Website and app data records
Start of Block
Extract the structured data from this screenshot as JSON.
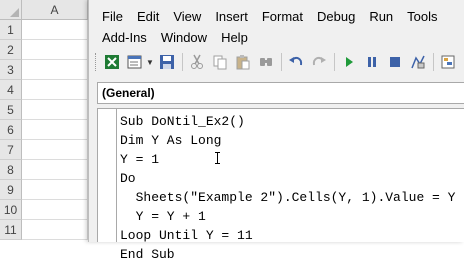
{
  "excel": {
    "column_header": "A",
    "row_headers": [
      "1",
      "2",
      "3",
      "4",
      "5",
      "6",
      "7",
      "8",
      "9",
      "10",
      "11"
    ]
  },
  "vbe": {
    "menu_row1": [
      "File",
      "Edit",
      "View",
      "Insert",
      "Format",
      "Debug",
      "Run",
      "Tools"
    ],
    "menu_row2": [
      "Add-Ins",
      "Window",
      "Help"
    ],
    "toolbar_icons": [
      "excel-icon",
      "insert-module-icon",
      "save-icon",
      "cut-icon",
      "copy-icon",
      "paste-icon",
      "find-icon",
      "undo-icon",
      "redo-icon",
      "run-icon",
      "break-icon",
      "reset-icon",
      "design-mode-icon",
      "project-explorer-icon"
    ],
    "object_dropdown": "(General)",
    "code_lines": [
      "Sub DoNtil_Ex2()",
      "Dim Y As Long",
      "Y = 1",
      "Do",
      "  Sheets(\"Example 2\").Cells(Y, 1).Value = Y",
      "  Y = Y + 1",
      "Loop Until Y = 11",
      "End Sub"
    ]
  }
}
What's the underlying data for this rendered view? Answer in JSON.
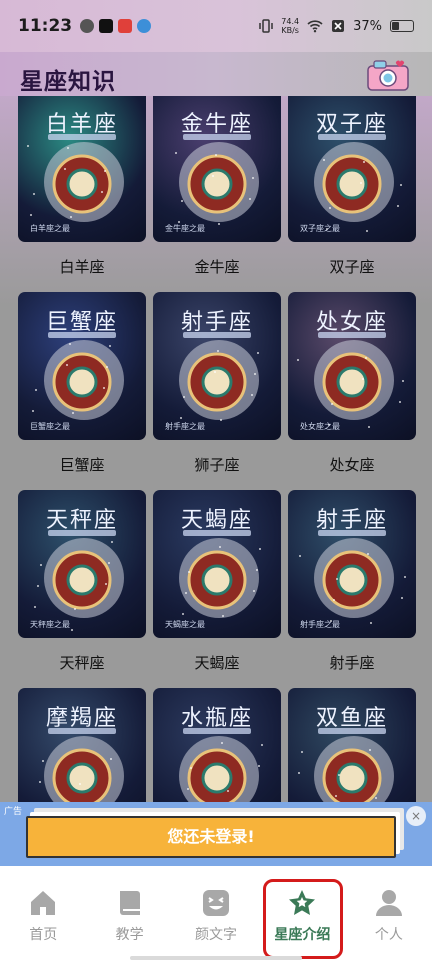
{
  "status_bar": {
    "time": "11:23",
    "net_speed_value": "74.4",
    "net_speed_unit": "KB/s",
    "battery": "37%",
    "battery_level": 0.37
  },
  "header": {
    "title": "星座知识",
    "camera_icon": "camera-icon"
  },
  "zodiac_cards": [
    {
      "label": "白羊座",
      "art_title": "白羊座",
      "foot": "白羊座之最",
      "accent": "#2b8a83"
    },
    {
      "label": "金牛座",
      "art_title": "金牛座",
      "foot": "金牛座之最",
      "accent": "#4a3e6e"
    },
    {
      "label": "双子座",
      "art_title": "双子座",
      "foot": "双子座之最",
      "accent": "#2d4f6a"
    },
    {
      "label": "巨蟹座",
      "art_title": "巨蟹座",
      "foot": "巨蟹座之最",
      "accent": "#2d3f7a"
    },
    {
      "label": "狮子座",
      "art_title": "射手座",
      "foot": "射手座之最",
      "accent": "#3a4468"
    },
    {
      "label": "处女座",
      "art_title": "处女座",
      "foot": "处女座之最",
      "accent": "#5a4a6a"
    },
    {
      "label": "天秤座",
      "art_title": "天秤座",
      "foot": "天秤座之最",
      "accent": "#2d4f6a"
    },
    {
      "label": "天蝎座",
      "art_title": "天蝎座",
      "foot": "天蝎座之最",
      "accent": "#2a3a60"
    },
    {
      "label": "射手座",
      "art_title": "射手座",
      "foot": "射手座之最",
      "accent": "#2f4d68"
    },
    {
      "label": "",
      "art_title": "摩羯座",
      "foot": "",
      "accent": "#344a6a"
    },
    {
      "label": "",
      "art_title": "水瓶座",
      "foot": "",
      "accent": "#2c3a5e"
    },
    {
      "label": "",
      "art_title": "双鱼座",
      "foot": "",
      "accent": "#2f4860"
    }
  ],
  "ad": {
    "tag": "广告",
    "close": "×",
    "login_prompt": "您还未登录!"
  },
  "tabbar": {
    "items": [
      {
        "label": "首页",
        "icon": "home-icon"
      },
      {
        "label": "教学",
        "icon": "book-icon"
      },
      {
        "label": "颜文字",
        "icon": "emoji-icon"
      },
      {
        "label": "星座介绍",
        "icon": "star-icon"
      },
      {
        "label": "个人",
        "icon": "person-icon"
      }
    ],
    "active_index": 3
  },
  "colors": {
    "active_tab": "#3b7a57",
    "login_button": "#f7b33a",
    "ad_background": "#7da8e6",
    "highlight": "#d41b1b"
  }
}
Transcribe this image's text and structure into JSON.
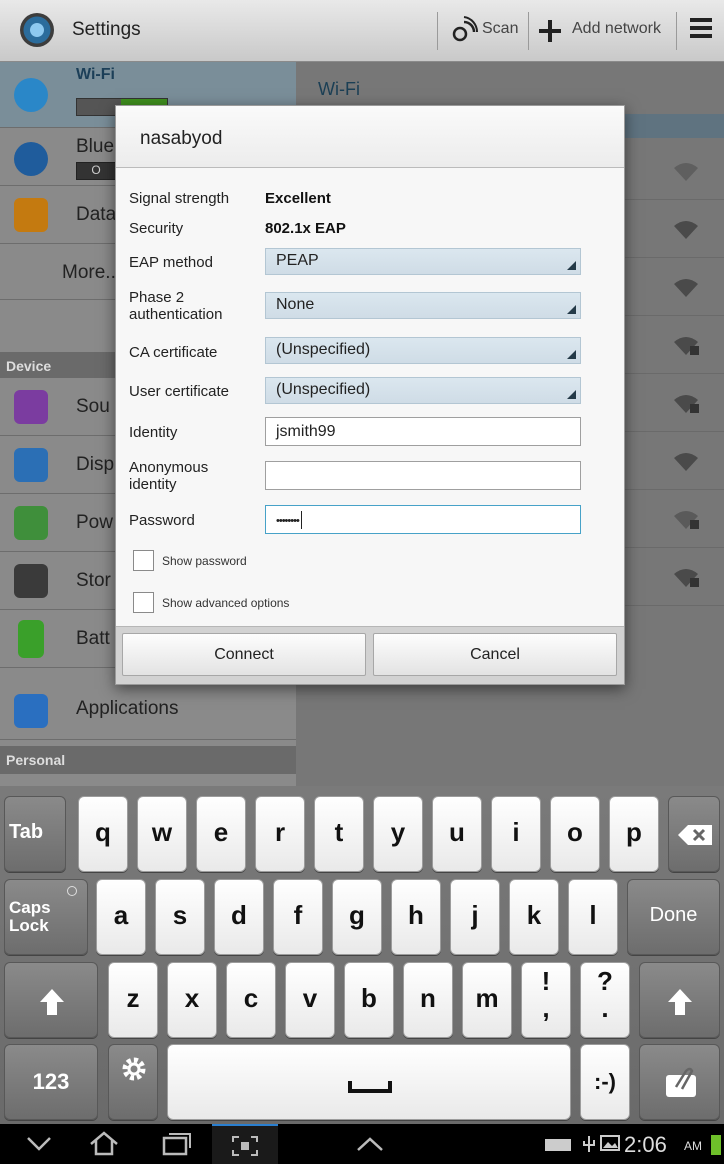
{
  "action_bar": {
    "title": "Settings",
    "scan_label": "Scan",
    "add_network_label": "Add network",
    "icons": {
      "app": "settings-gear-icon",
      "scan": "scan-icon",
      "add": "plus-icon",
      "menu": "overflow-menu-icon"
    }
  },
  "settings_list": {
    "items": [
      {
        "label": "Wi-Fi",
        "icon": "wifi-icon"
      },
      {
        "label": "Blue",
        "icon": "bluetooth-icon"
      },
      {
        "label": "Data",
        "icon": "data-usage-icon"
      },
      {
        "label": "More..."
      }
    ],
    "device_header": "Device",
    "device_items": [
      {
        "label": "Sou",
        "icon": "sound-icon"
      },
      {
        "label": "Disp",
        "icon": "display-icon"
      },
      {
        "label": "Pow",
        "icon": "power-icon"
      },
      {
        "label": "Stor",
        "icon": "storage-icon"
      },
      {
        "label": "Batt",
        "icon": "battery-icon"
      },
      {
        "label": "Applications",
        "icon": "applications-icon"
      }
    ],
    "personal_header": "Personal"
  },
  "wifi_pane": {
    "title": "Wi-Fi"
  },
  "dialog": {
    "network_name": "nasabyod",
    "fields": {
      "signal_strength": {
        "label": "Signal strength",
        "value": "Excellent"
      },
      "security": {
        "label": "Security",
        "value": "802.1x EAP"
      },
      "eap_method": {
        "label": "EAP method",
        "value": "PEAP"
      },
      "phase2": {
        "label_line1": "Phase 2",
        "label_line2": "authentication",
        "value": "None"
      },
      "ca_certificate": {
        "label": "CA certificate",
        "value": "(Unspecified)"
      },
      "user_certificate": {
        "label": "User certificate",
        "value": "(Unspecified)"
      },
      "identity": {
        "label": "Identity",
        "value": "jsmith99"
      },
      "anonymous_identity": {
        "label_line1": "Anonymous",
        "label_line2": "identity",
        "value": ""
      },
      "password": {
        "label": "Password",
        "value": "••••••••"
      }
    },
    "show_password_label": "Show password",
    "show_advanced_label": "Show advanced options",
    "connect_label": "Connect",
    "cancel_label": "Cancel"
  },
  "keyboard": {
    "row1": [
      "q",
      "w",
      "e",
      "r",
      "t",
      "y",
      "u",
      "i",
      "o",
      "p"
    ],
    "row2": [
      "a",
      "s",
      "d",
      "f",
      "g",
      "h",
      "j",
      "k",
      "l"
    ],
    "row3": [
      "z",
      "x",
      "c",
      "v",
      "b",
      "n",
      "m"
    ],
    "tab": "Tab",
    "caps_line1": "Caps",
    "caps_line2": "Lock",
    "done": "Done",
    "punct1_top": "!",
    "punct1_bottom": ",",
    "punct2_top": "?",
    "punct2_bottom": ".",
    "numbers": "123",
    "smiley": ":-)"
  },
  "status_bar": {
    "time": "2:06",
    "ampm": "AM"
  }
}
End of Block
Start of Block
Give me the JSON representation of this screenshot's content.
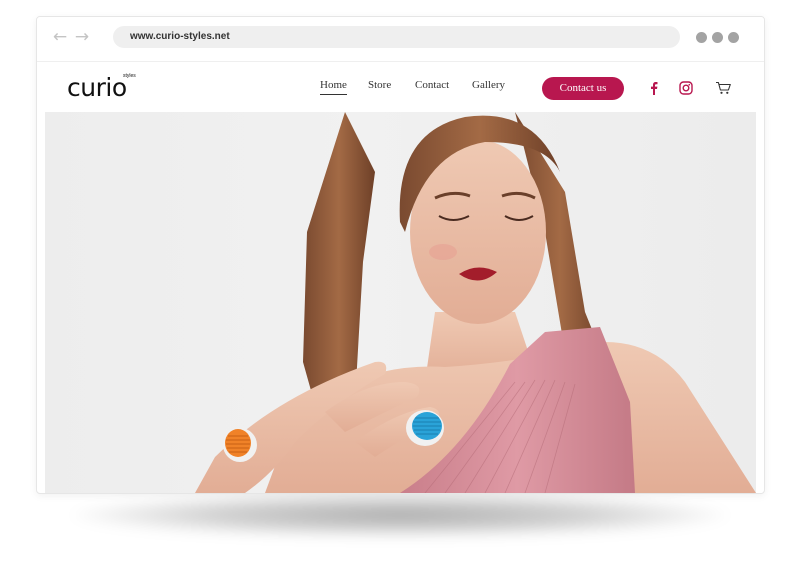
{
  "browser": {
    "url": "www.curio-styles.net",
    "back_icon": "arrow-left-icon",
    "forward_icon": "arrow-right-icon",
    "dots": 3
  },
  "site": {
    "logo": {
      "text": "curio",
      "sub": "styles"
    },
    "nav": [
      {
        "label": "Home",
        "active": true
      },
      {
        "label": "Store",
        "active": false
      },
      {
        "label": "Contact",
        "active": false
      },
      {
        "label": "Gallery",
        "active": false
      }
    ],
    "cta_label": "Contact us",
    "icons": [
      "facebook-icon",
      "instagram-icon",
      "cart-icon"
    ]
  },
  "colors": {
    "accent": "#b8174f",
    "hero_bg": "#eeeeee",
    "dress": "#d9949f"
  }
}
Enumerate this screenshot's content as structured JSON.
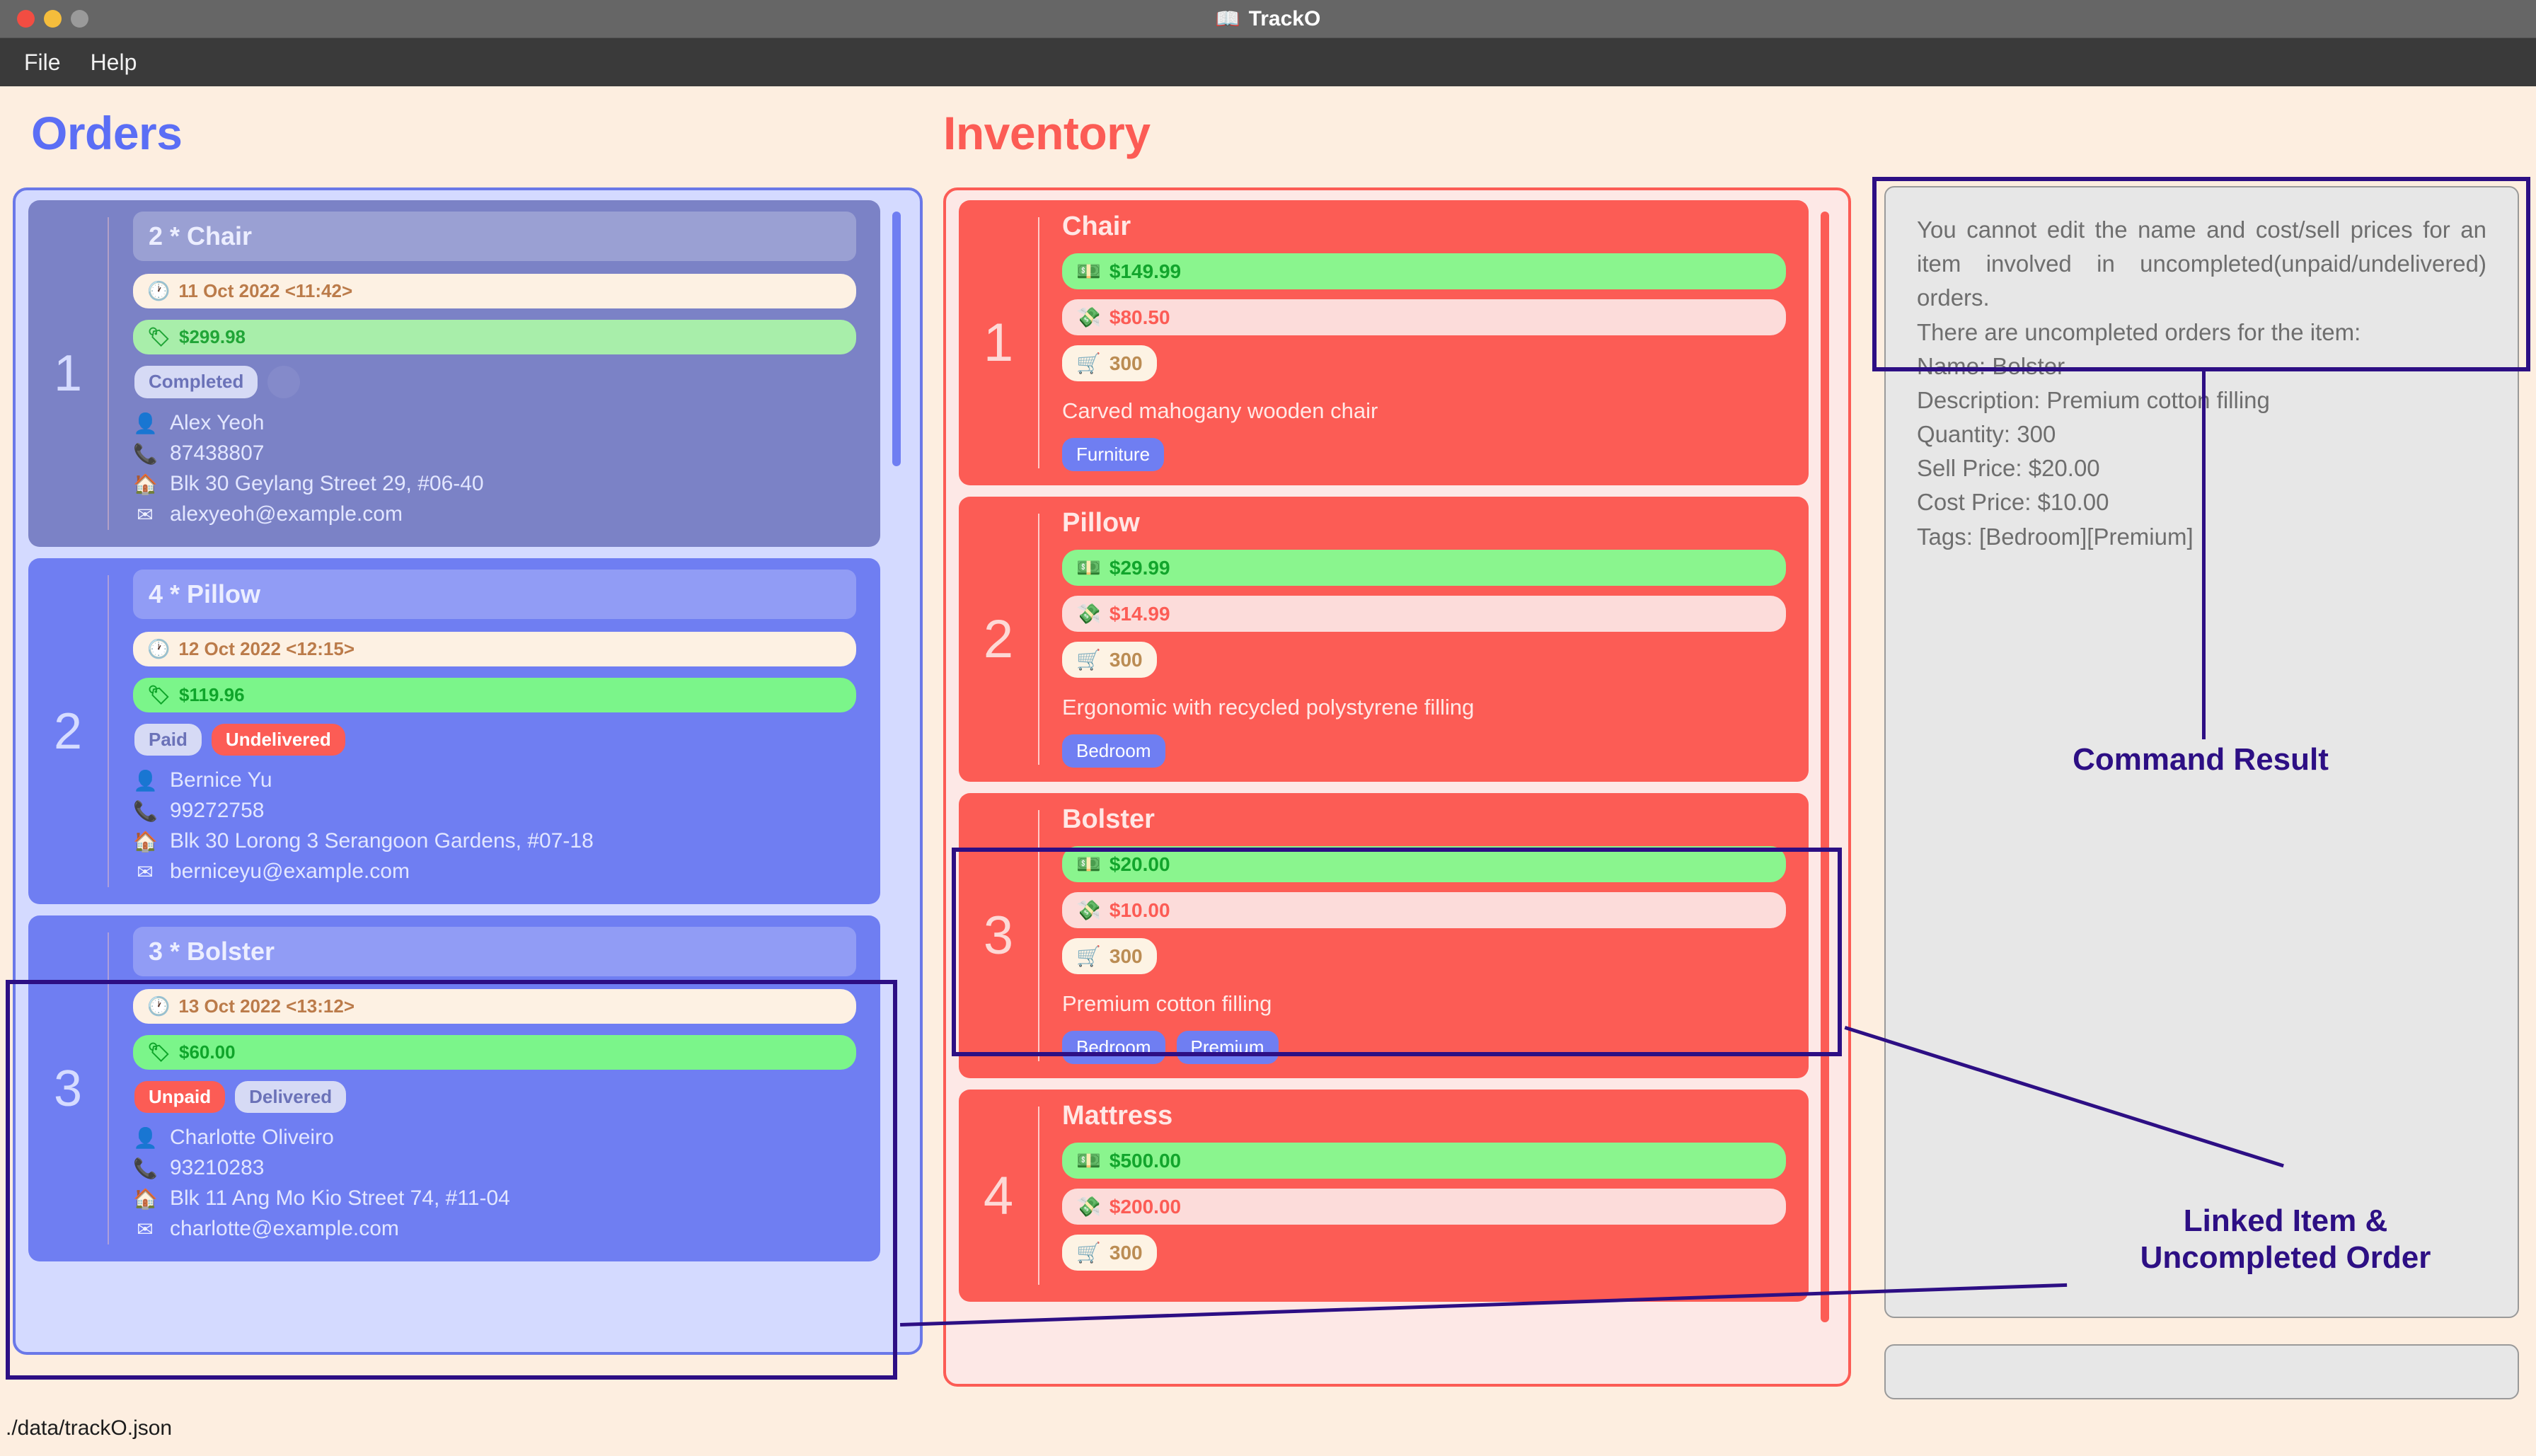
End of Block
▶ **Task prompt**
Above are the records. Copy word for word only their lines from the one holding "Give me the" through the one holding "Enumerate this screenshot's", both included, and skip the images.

▶ **Response box**
Give me the JSON representation of this screenshot's content.
{
  "browser": {
    "url": "www.curio-styles.net",
    "back_icon": "arrow-left-icon",
    "forward_icon": "arrow-right-icon",
    "dots": 3
  },
  "site": {
    "logo": {
      "text": "curio",
      "sub": "styles"
    },
    "nav": [
      {
        "label": "Home",
        "active": true
      },
      {
        "label": "Store",
        "active": false
      },
      {
        "label": "Contact",
        "active": false
      },
      {
        "label": "Gallery",
        "active": false
      }
    ],
    "cta_label": "Contact us",
    "icons": [
      "facebook-icon",
      "instagram-icon",
      "cart-icon"
    ]
  },
  "colors": {
    "accent": "#b8174f",
    "hero_bg": "#eeeeee",
    "dress": "#d9949f"
  }
}
Enumerate this screenshot's content as structured JSON.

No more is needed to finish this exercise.